share|cite|improve this answer

By equating the real parts on both sides of the identity $$\sum_{k=1}^{\infty} \frac{(be^{i \theta })^{k}}{k} = -\log(1-be^{i \theta}) \ , \ |b| < 1,$$ one finds that $$ \sum_{k=1}^{\infty} \frac{b^{k} \cos k\theta }{k} = - \frac{1}{2} \log \left(1-2b \cos \theta +b^{2} \right).$$

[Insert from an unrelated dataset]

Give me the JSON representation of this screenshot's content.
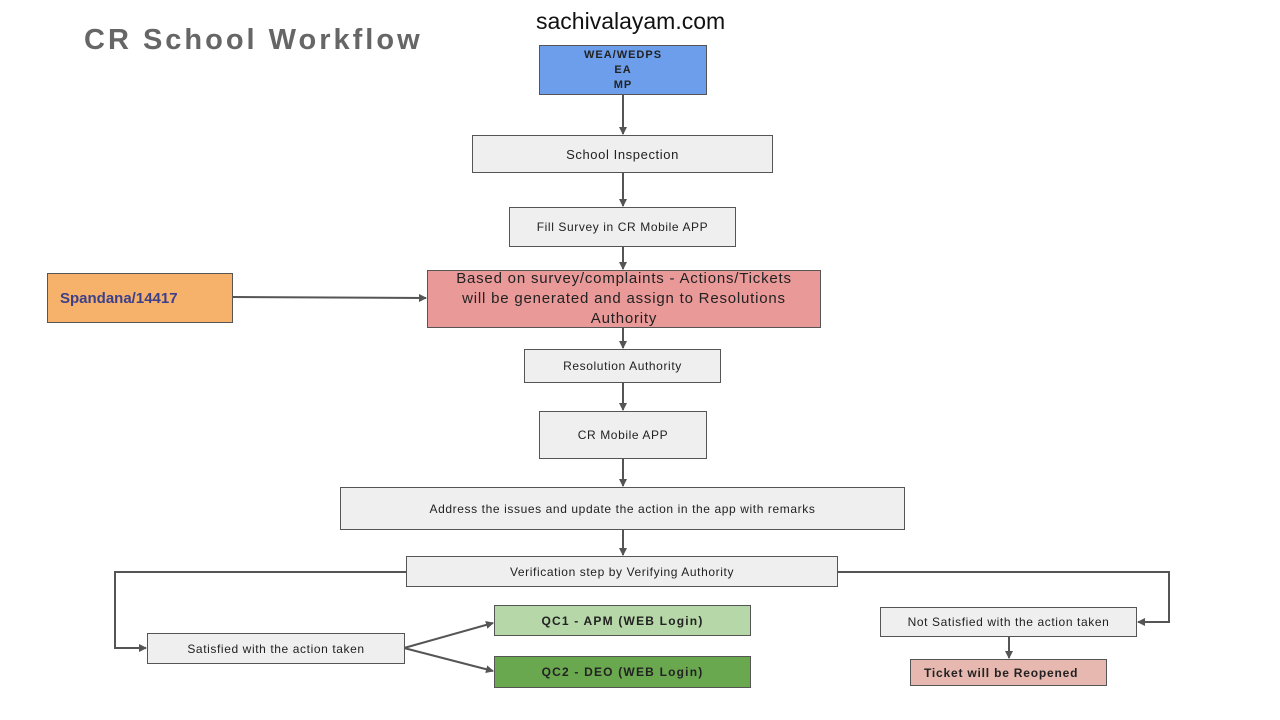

Then for $a >0$, $$ \begin{align}\int_{0}^{\infty} \frac{\log(1-2b \cos 2ax +b^{2})}{1+x^{2}} \ dx &= -2\int_{0}^{\infty}\frac{1}{1+x^{2}}\sum_{k=1}^{\infty} \frac{b^{k} \cos (2akx)}{k} \\ &=-2 \sum_{k=1}^{\infty} \frac{b^{k}}{k}\int_{0}^{\infty} \frac{\cos (2ak x)}{1+x^{2}} \ dx \\ &=-\pi \sum_{k=1}^{\infty} \frac{(be^{-2a})^{k}}{k} \\ &= \pi \log(1-be^{-2a}). \end{align}$$

Letting $b \to 1^{-}$, $$ \int_{0}^{\infty} \frac{\log (4 \sin^{2} ax)}{1+x^{2}} \ dx = \pi \log(1-e^{-2a}). \tag{1}$$

While letting $b \to -1^{+}$, $$\int_{0}^{\infty} \frac{\log(4 \cos^{2} ax)}{1+x^{2}} \ dx = \pi\log(1+e^{-2a}). \tag{2}$$

Then subtracting $(2)$ from $(1)$, $$ \int_{0}^{\infty} \frac{\log (\tan^{2} ax)}{1+x^{2}} \ dx = \pi \log \left(\frac{1-e^{-2a}}{1+e^{-2a}} \right) =\pi \log( \tanh a) .$$

share|cite|improve this answer

Your Answer


By posting your answer, you agree to the privacy policy and terms of service.

Not the answer you're looking for? Browse other questions tagged or ask your own question.